Getting more and more interesting things done in the Tapestry 3.1 code base is getting easier and easier.
One complaint I've gotten about Tapestry 3.0 is that, even if you use all implicit style components on a page, you still need to provide an XML page specification, just to specify the page class name.
I just checked in some changes to how page class names are determined; there's now an chain of command, that starts with the page specification itself, and ends with a default page class name.
In the middle is a new workhorse: NamespaceClassSearchPageClassProvider. This short little class gets a property from the namespace (the containing application or library specification). The property is a list of package names to search, looking for the page's class. So you might add <meta key="org.apache.tapestry.page-class-packages" value="org.mycompany.myproject"/> to the application specification, and just put your page classes into the org.mycompany.myproject package. And you're done.
It's a command separated list of package names, so you can have a couple of packages to search.
I think, gradually, the XML side of Tapestry will wither. I already have plans to support JDK 1.5 annotations in Tapestry to control a lot of the things you would currently do using XML ... and for some things, the XML is still the best approach.
I suspect that in the Tapestry 4.0 time frame, we'll re-organize the artifact triumvirate (specification, class, template) such that we start with the page or component class, then locate the optional specification and template.
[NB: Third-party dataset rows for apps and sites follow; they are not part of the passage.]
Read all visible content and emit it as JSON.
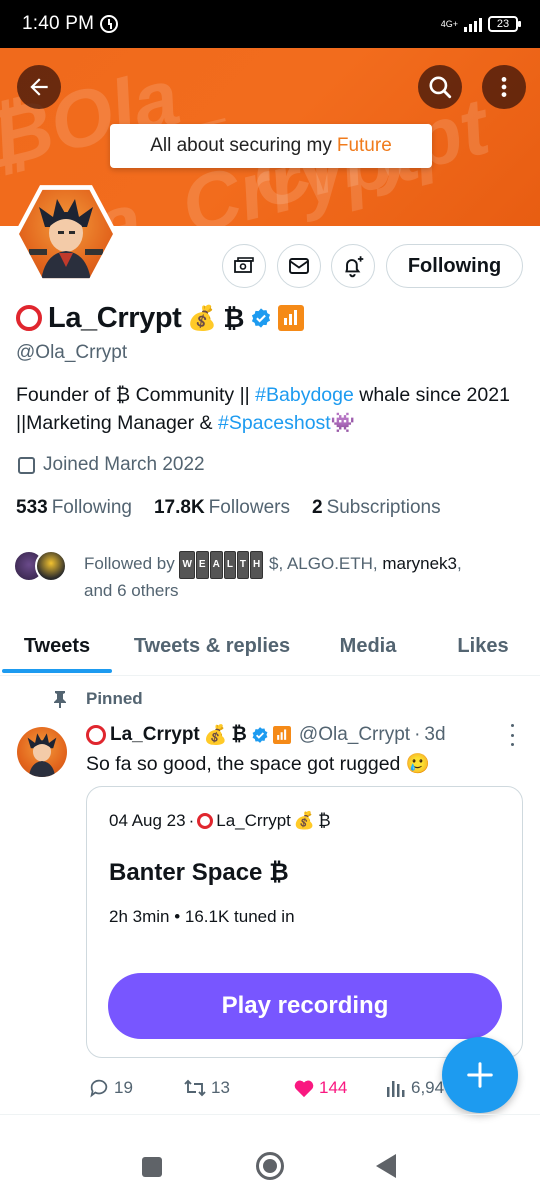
{
  "status_bar": {
    "time": "1:40 PM",
    "network": "4G+",
    "battery": "23"
  },
  "banner": {
    "watermark": "Ola_Crrypt",
    "tagline_prefix": "All about securing my",
    "tagline_accent": "Future",
    "bg_color": "#f26c1d",
    "accent_color": "#f07b1c"
  },
  "header_icons": {
    "back": "arrow-left-icon",
    "search": "search-icon",
    "more": "more-vertical-icon"
  },
  "profile_actions": {
    "monetize": "monetize-icon",
    "message": "message-icon",
    "notify": "notification-plus-icon",
    "following_label": "Following"
  },
  "profile": {
    "display_name": "La_Crrypt",
    "emoji_money": "💰",
    "emoji_btc": "₿",
    "handle": "@Ola_Crrypt",
    "bio_part1": "Founder of ₿ Community || ",
    "bio_hashtag1": "#Babydoge",
    "bio_part2": " whale since 2021 ||Marketing Manager & ",
    "bio_hashtag2": "#Spaceshost",
    "bio_emoji": "👾",
    "joined": "Joined March 2022",
    "following_count": "533",
    "following_label": "Following",
    "followers_count": "17.8K",
    "followers_label": "Followers",
    "subscriptions_count": "2",
    "subscriptions_label": "Subscriptions",
    "followed_by_prefix": "Followed by",
    "followed_by_boxed": "WEALTH",
    "followed_by_rest_plain": " $, ALGO.ETH, ",
    "followed_by_bold": "marynek3",
    "followed_by_suffix": ",",
    "followed_by_others": "and 6 others"
  },
  "tabs": [
    {
      "label": "Tweets",
      "active": true
    },
    {
      "label": "Tweets & replies",
      "active": false
    },
    {
      "label": "Media",
      "active": false
    },
    {
      "label": "Likes",
      "active": false
    }
  ],
  "pinned_tweet": {
    "pinned_label": "Pinned",
    "name": "La_Crrypt",
    "emoji_money": "💰",
    "emoji_btc": "₿",
    "handle": "@Ola_Crrypt",
    "time": "3d",
    "separator": "·",
    "text": "So fa so good, the space got rugged 🥲",
    "space": {
      "date": "04 Aug 23",
      "host": "La_Crrypt",
      "host_money": "💰",
      "host_btc": "₿",
      "title": "Banter Space ₿",
      "stats": "2h 3min • 16.1K tuned in",
      "play_label": "Play recording"
    },
    "replies": "19",
    "retweets": "13",
    "likes": "144",
    "views": "6,94"
  },
  "colors": {
    "twitter_blue": "#1d9bf0",
    "space_purple": "#7856ff",
    "like_pink": "#f91880",
    "muted": "#536471"
  }
}
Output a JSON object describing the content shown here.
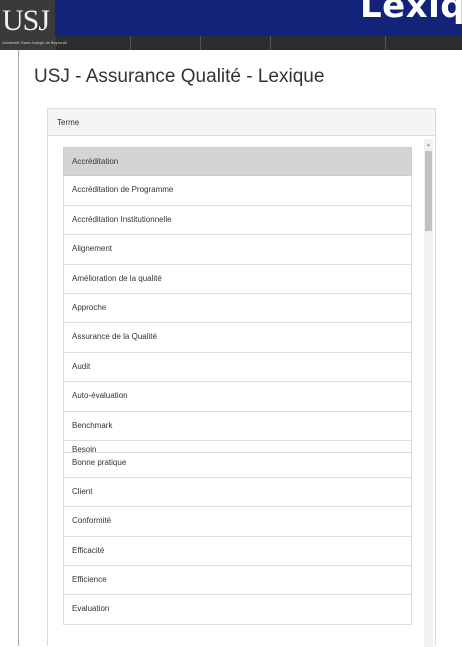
{
  "banner": {
    "title": "Lexique"
  },
  "logo": {
    "text": "USJ",
    "caption": "Université Saint-Joseph de Beyrouth"
  },
  "page": {
    "title": "USJ - Assurance Qualité - Lexique"
  },
  "panel": {
    "header": "Terme",
    "items": [
      "Accréditation",
      "Accréditation de Programme",
      "Accréditation Institutionnelle",
      "Alignement",
      "Amélioration de la qualité",
      "Approche",
      "Assurance de la Qualité",
      "Audit",
      "Auto-évaluation",
      "Benchmark",
      "Besoin",
      "Bonne pratique",
      "Client",
      "Conformité",
      "Efficacité",
      "Efficience",
      "Evaluation"
    ],
    "active_index": 0
  },
  "colors": {
    "banner_bg": "#13237a",
    "topbar_bg": "#2d2d2d",
    "active_row": "#d4d4d4"
  }
}
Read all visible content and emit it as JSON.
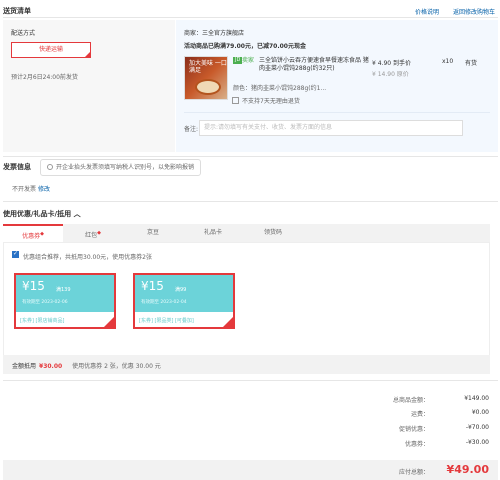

In 3.1 (and earlier) we start with the page name, find the spec, determine the page class from the spec.